-- PROBLEM DETAILS --
Apart from the images, every record below must be given again without alteration.

-- INPUT RECORDS --
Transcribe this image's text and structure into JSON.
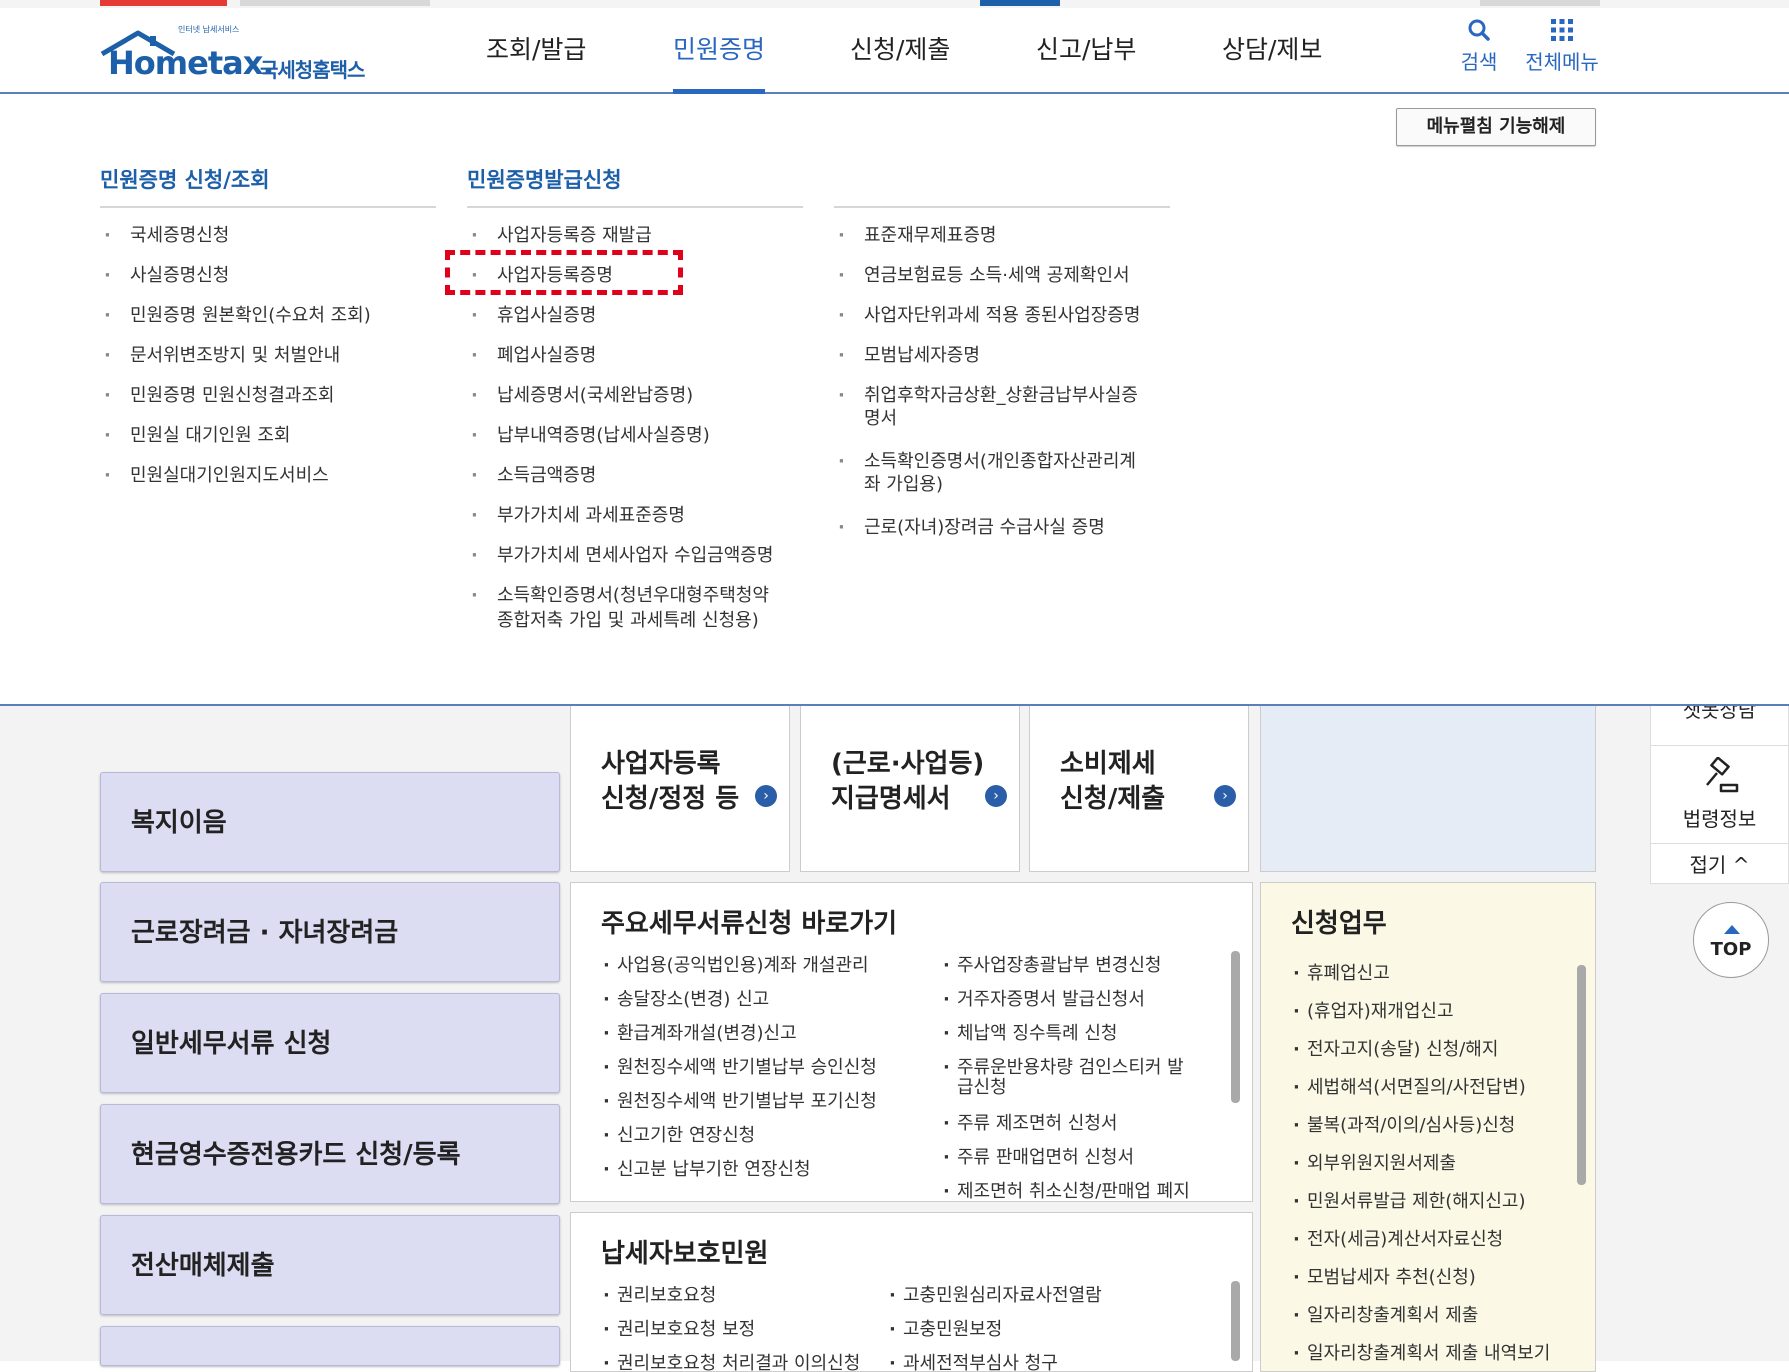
{
  "header": {
    "logo_tagline": "인터넷 납세서비스",
    "logo_main": "Hometax.",
    "logo_kr": "국세청홈택스",
    "nav": [
      "조회/발급",
      "민원증명",
      "신청/제출",
      "신고/납부",
      "상담/제보"
    ],
    "active_nav": "민원증명",
    "search_label": "검색",
    "allmenu_label": "전체메뉴"
  },
  "mega": {
    "menufix_button": "메뉴펼침 기능해제",
    "col1_title": "민원증명 신청/조회",
    "col2_title": "민원증명발급신청",
    "col1_items": [
      "국세증명신청",
      "사실증명신청",
      "민원증명 원본확인(수요처 조회)",
      "문서위변조방지 및 처벌안내",
      "민원증명 민원신청결과조회",
      "민원실 대기인원 조회",
      "민원실대기인원지도서비스"
    ],
    "col2_items": [
      "사업자등록증 재발급",
      "사업자등록증명",
      "휴업사실증명",
      "폐업사실증명",
      "납세증명서(국세완납증명)",
      "납부내역증명(납세사실증명)",
      "소득금액증명",
      "부가가치세 과세표준증명",
      "부가가치세 면세사업자 수입금액증명",
      "소득확인증명서(청년우대형주택청약",
      "종합저축 가입 및 과세특례 신청용)"
    ],
    "col3_items": [
      "표준재무제표증명",
      "연금보험료등 소득·세액 공제확인서",
      "사업자단위과세 적용 종된사업장증명",
      "모범납세자증명",
      "취업후학자금상환_상환금납부사실증",
      "명서",
      "소득확인증명서(개인종합자산관리계",
      "좌 가입용)",
      "근로(자녀)장려금 수급사실 증명"
    ]
  },
  "content": {
    "left_boxes": [
      "복지이음",
      "근로장려금 · 자녀장려금",
      "일반세무서류 신청",
      "현금영수증전용카드 신청/등록",
      "전산매체제출"
    ],
    "tiles": [
      "사업자등록\n신청/정정 등",
      "(근로·사업등)\n지급명세서",
      "소비제세\n신청/제출"
    ],
    "tile_go_icon": "›",
    "shortcut_title": "주요세무서류신청 바로가기",
    "shortcut_left": [
      "사업용(공익법인용)계좌 개설관리",
      "송달장소(변경) 신고",
      "환급계좌개설(변경)신고",
      "원천징수세액 반기별납부 승인신청",
      "원천징수세액 반기별납부 포기신청",
      "신고기한 연장신청",
      "신고분 납부기한 연장신청"
    ],
    "shortcut_right": [
      "주사업장총괄납부 변경신청",
      "거주자증명서 발급신청서",
      "체납액 징수특례 신청",
      "주류운반용차량 검인스티커 발",
      "급신청",
      "주류 제조면허 신청서",
      "주류 판매업면허 신청서",
      "제조면허 취소신청/판매업 폐지"
    ],
    "protect_title": "납세자보호민원",
    "protect_left": [
      "권리보호요청",
      "권리보호요청 보정",
      "권리보호요청 처리결과 이의신청"
    ],
    "protect_right": [
      "고충민원심리자료사전열람",
      "고충민원보정",
      "과세전적부심사 청구"
    ],
    "apply_title": "신청업무",
    "apply_items": [
      "휴폐업신고",
      "(휴업자)재개업신고",
      "전자고지(송달) 신청/해지",
      "세법해석(서면질의/사전답변)",
      "불복(과적/이의/심사등)신청",
      "외부위원지원서제출",
      "민원서류발급 제한(해지신고)",
      "전자(세금)계산서자료신청",
      "모범납세자 추천(신청)",
      "일자리창출계획서 제출",
      "일자리창출계획서 제출 내역보기"
    ]
  },
  "side": {
    "top_cut_label": "챗봇상담",
    "law_label": "법령정보",
    "fold_label": "접기 ^",
    "top_label": "TOP"
  },
  "colors": {
    "brand": "#1d5fa8",
    "active": "#2a67c1",
    "highlight": "#e0001b"
  }
}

-- OUTPUT FOR THIS TASK --
Transcribe this image's text and structure into JSON.
{
  "header": {
    "logo_tagline": "인터넷 납세서비스",
    "logo_main": "Hometax.",
    "logo_kr": "국세청홈택스",
    "nav": [
      "조회/발급",
      "민원증명",
      "신청/제출",
      "신고/납부",
      "상담/제보"
    ],
    "active_nav": "민원증명",
    "search_label": "검색",
    "allmenu_label": "전체메뉴"
  },
  "mega": {
    "menufix_button": "메뉴펼침 기능해제",
    "col1_title": "민원증명 신청/조회",
    "col2_title": "민원증명발급신청",
    "col1_items": [
      "국세증명신청",
      "사실증명신청",
      "민원증명 원본확인(수요처 조회)",
      "문서위변조방지 및 처벌안내",
      "민원증명 민원신청결과조회",
      "민원실 대기인원 조회",
      "민원실대기인원지도서비스"
    ],
    "col2_items": [
      "사업자등록증 재발급",
      "사업자등록증명",
      "휴업사실증명",
      "폐업사실증명",
      "납세증명서(국세완납증명)",
      "납부내역증명(납세사실증명)",
      "소득금액증명",
      "부가가치세 과세표준증명",
      "부가가치세 면세사업자 수입금액증명",
      "소득확인증명서(청년우대형주택청약",
      "종합저축 가입 및 과세특례 신청용)"
    ],
    "col3_items": [
      "표준재무제표증명",
      "연금보험료등 소득·세액 공제확인서",
      "사업자단위과세 적용 종된사업장증명",
      "모범납세자증명",
      "취업후학자금상환_상환금납부사실증",
      "명서",
      "소득확인증명서(개인종합자산관리계",
      "좌 가입용)",
      "근로(자녀)장려금 수급사실 증명"
    ]
  },
  "content": {
    "left_boxes": [
      "복지이음",
      "근로장려금 · 자녀장려금",
      "일반세무서류 신청",
      "현금영수증전용카드 신청/등록",
      "전산매체제출"
    ],
    "tiles": [
      "사업자등록\n신청/정정 등",
      "(근로·사업등)\n지급명세서",
      "소비제세\n신청/제출"
    ],
    "tile_go_icon": "›",
    "shortcut_title": "주요세무서류신청 바로가기",
    "shortcut_left": [
      "사업용(공익법인용)계좌 개설관리",
      "송달장소(변경) 신고",
      "환급계좌개설(변경)신고",
      "원천징수세액 반기별납부 승인신청",
      "원천징수세액 반기별납부 포기신청",
      "신고기한 연장신청",
      "신고분 납부기한 연장신청"
    ],
    "shortcut_right": [
      "주사업장총괄납부 변경신청",
      "거주자증명서 발급신청서",
      "체납액 징수특례 신청",
      "주류운반용차량 검인스티커 발",
      "급신청",
      "주류 제조면허 신청서",
      "주류 판매업면허 신청서",
      "제조면허 취소신청/판매업 폐지"
    ],
    "protect_title": "납세자보호민원",
    "protect_left": [
      "권리보호요청",
      "권리보호요청 보정",
      "권리보호요청 처리결과 이의신청"
    ],
    "protect_right": [
      "고충민원심리자료사전열람",
      "고충민원보정",
      "과세전적부심사 청구"
    ],
    "apply_title": "신청업무",
    "apply_items": [
      "휴폐업신고",
      "(휴업자)재개업신고",
      "전자고지(송달) 신청/해지",
      "세법해석(서면질의/사전답변)",
      "불복(과적/이의/심사등)신청",
      "외부위원지원서제출",
      "민원서류발급 제한(해지신고)",
      "전자(세금)계산서자료신청",
      "모범납세자 추천(신청)",
      "일자리창출계획서 제출",
      "일자리창출계획서 제출 내역보기"
    ]
  },
  "side": {
    "top_cut_label": "챗봇상담",
    "law_label": "법령정보",
    "fold_label": "접기 ^",
    "top_label": "TOP"
  },
  "colors": {
    "brand": "#1d5fa8",
    "active": "#2a67c1",
    "highlight": "#e0001b"
  }
}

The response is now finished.